What figurative sauce, seasoning, condiment or rare truffle oil doesn’t find its way into Burnt? English chef Marcus Wareing and New York fixture Mario Batali served as consultants on the film, and though I can’t really say if it’s a realistic depiction of behind-the-scenes restaurant action, the actual cooking looks rather convincing. There’s lots of shouting and chaos and shaking of pans, though the picture isn’t as food-porny as you might expect: Wells gives us quick close-ups of prawns being bathed in butter and chunks of meat sizzling away, but never time enough to ogle any of this ravishingly styled food.

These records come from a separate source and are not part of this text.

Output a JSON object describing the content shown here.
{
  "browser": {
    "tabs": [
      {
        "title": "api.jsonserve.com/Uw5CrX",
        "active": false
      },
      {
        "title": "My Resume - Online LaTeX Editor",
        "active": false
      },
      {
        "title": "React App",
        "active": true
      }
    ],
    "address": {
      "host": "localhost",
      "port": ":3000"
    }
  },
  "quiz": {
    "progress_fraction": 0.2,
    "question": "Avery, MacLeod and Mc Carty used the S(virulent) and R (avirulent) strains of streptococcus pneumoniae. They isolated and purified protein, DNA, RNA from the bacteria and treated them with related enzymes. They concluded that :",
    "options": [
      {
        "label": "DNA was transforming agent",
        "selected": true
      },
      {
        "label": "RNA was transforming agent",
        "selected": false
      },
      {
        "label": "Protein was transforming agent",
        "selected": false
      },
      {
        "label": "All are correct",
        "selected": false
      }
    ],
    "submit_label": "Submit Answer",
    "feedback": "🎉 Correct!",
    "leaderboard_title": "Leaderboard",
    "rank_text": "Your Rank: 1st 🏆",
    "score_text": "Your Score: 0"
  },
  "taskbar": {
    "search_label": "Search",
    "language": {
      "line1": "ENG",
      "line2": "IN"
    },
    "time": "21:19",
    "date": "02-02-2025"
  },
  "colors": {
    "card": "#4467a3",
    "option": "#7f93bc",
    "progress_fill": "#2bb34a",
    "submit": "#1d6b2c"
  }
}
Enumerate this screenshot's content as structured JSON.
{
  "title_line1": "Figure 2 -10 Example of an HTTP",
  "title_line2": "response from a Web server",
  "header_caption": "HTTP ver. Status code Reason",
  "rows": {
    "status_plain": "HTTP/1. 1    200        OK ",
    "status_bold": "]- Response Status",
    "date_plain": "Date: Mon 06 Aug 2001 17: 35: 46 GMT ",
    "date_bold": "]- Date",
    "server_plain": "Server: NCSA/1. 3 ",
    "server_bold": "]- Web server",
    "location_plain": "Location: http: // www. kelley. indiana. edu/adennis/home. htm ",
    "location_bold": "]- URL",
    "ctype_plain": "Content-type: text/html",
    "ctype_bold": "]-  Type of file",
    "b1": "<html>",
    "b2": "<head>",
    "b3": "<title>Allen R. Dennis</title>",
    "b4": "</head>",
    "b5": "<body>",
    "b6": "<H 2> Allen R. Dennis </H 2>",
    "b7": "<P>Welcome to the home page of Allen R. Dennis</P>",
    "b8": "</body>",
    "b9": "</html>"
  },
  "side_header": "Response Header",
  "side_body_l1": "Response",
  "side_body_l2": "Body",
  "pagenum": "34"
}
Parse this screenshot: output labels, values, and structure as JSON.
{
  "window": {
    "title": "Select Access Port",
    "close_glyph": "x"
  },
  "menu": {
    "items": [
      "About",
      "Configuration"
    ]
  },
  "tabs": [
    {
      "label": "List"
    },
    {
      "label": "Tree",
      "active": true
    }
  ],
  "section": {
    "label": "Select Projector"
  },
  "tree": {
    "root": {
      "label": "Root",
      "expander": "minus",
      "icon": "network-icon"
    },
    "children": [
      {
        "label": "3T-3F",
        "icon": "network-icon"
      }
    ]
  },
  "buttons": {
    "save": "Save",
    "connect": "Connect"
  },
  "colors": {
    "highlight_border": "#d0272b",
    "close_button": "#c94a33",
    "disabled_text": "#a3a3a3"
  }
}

We are expected, of course, to ogle Cooper’s Jones, looking surly and scruffy and bedroom-ready, even when — maybe especially when — he’s toiling in the kitchen. His arrogance is presented as swoon-worthy swagger. He doesn’t really sweat; he merely gets dewy. But when he’s finally humbled — as all alpha antiheroes inevitably must be — he’s actually less appealing than when he was a full-on jerk.
Overcharred on the outside and soggy in the middle, Burnt just can’t get it right. Back to the kitchen with it.